Broadcast live on 130 Christian radio stations throughout Mexico, the march culminated at the Zócalo. The city’s main square, it features the National Cathedral–headquarters of the country’s Catholic Church–and the National Palace, the office of the president and Mexico’s lawmakers.
“The march ends here because it’s the historical, political and religious heart of all of Mexico,” said Cecelia Pezet, 49, pastor of a 500-member full gospel church in Mexico City who, with her sister, Mercedes, launched the march with Quiroa.
The rally–which began at 6 p.m. April 19 and ran through 7 a.m. the following day–featured continuous praise and worship, prayer and preaching. The all-night vigil rivaled the excitement and atmosphere of a Latin American championship soccer game, as the majority of the participants stood, danced, raised their hands and shouted “Christ is alive” and “Make way for Jesus Christ”–the theme of the seventh annual event.

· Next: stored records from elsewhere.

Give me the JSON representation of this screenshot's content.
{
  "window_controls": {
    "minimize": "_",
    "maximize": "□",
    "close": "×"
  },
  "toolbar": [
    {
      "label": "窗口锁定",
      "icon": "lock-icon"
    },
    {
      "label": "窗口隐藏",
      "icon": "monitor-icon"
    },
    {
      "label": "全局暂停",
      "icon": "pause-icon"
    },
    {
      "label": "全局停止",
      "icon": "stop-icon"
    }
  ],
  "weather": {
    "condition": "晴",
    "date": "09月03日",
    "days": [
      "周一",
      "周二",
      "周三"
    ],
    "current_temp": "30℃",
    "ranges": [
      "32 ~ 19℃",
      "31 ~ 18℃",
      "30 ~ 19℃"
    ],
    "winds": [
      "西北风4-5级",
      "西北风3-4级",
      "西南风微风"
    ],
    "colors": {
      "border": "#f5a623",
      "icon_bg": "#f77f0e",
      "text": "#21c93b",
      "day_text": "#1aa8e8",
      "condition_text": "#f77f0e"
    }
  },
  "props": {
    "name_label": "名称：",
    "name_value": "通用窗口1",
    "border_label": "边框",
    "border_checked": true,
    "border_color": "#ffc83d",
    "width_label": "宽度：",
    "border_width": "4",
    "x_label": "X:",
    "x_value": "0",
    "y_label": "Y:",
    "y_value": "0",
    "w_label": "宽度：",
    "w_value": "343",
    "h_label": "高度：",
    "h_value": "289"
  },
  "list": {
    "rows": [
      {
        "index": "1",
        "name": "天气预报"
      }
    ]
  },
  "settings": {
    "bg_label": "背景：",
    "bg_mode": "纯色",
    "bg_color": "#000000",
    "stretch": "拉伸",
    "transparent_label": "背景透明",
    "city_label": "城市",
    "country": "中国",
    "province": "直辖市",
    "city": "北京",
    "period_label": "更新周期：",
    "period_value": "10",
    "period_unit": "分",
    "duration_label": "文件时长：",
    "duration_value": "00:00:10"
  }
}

“Christ who walked in Israel 2,000 years ago is here today,” Mottesi told the massive crowd during a steady drizzle. “I’ve come here to tell you that there is a great revival happening in all of Latin America, including the Mexican republic,” he said.
Mottesi, 61, is among Latin America’s leading evangelists, and his influence is often compared to Billy Graham’s. “Mexico is about to have one of the biggest revivals in the history of Christianity,” he told the crowd.
Quiroa said Mexican Christians look forward to the gathering every year. “This time of year is for vacations, but the Christians stay here, and they prefer to go to the march,” said Quiroa, who estimated that about 50,000 people have accepted Christ through the marches. “They expect miracles and healings. There are many people who bring their unsaved family members to the march in order to bring them to God.”
The thousands gathered at the Zócalo erupted in a loud roar, even as the rain came down harder. “Nobody is leaving, despite the rain,” said Antonio Reza, 40, pastor of a Hispanic Southern Baptist Church in Moreno Valley, Calif., who attended the event as part of Mottesi’s team. “They’re so hungry for the power and presence of God. It’s amazing.”
Eric Tiansay in Mexico City